If this were a scary movie, this is where you roll out the fog and start playing suspenseful music. One dark and stormy night, the title company calls, “Do you know that there is another lien on the title?” “How can I have title issues after a foreclosure auction?” asks our young man, “Have I not purchased this property and effectively bought out the lender? “You truly did,” answers a title company, “but you bought out a particular lender. But there is another mortgage on the title, and it’s in the first position. You are now responsible for paying them off.” The lightning strikes.
Title Issues After A Foreclosure Auction Are More Common That You Think.

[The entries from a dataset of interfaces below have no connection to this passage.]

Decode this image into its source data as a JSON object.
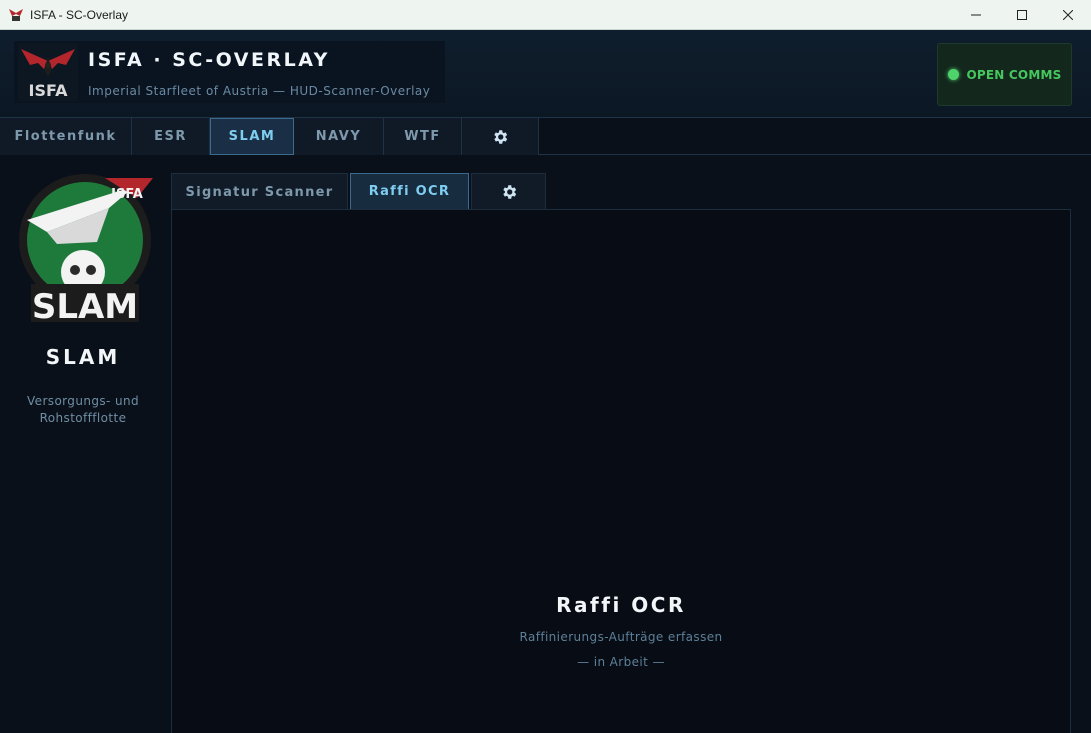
{
  "window": {
    "title": "ISFA - SC-Overlay",
    "minimize_icon": "minimize-icon",
    "maximize_icon": "maximize-icon",
    "close_icon": "close-icon"
  },
  "header": {
    "logo_text": "ISFA",
    "title": "ISFA · SC-OVERLAY",
    "subtitle": "Imperial Starfleet of Austria — HUD-Scanner-Overlay",
    "comms_label": "OPEN COMMS",
    "comms_status_color": "#4fd36b"
  },
  "main_tabs": [
    {
      "label": "Flottenfunk",
      "active": false
    },
    {
      "label": "ESR",
      "active": false
    },
    {
      "label": "SLAM",
      "active": true
    },
    {
      "label": "NAVY",
      "active": false
    },
    {
      "label": "WTF",
      "active": false
    },
    {
      "label": "",
      "icon": "gear-icon",
      "active": false
    }
  ],
  "sidebar": {
    "logo_badge": "ISFA",
    "logo_text": "SLAM",
    "name": "SLAM",
    "description_line1": "Versorgungs- und",
    "description_line2": "Rohstoffflotte"
  },
  "sub_tabs": [
    {
      "label": "Signatur Scanner",
      "active": false
    },
    {
      "label": "Raffi OCR",
      "active": true
    },
    {
      "label": "",
      "icon": "gear-icon",
      "active": false
    }
  ],
  "panel": {
    "title": "Raffi OCR",
    "subtitle": "Raffinierungs-Aufträge erfassen",
    "status": "— in Arbeit —"
  },
  "colors": {
    "accent": "#7fcdf0",
    "background": "#0a1019",
    "comms_green": "#46c75e"
  }
}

To put this particular story in perspective, title issues after a foreclosure auction are not uncommon. The majority of them arise from a buyer’s false belief that the foreclosing lender has the only lien on the property. In my experience, the documents that the auction house provides typically contain a disclosure of some sort that the property’s title is subject to other liens. Again and again, I asked our young man whether there were any mentions of them. “No,” he would say, “I knew nothing.” At the very least, an auctioneer makes an announcement right before bidding that there are senior liens. Had he heard any announcements? The answer is no again.
The Auction Houses Are Not Required to Disclose Additional Liens.
Here is a hard truth though. According to the experts, it doesn’t matter whether the auctioneer failed to disclose those liens or whether you failed to listen carefully. The auction houses are not required to disclose any additional liens. Period. They are the responsibility of the buyer who is now obligated to pay off any superior liens on the title. Another alternative is to bail out of contract and lose your earnest money deposit.
I am sure you have two questions now: What happened to our young real estate investor, and What can I do to prevent that happening to me?
The hard money flip the young man had planned on is no longer viable, because of his obligation to the first mortgage holder. He is in consultation with a real estate attorney who is trying to get him out of the contract without losing his deposit. I hope the auction house will take into consideration his age and inexperience. He is a fighter and I hope will use this challenge as a learning moment and come back stronger and wiser. As for what you can do to prevent title issues after a foreclosure auction, read our next blog. It details exact steps on how to research liens before buying a foreclosure.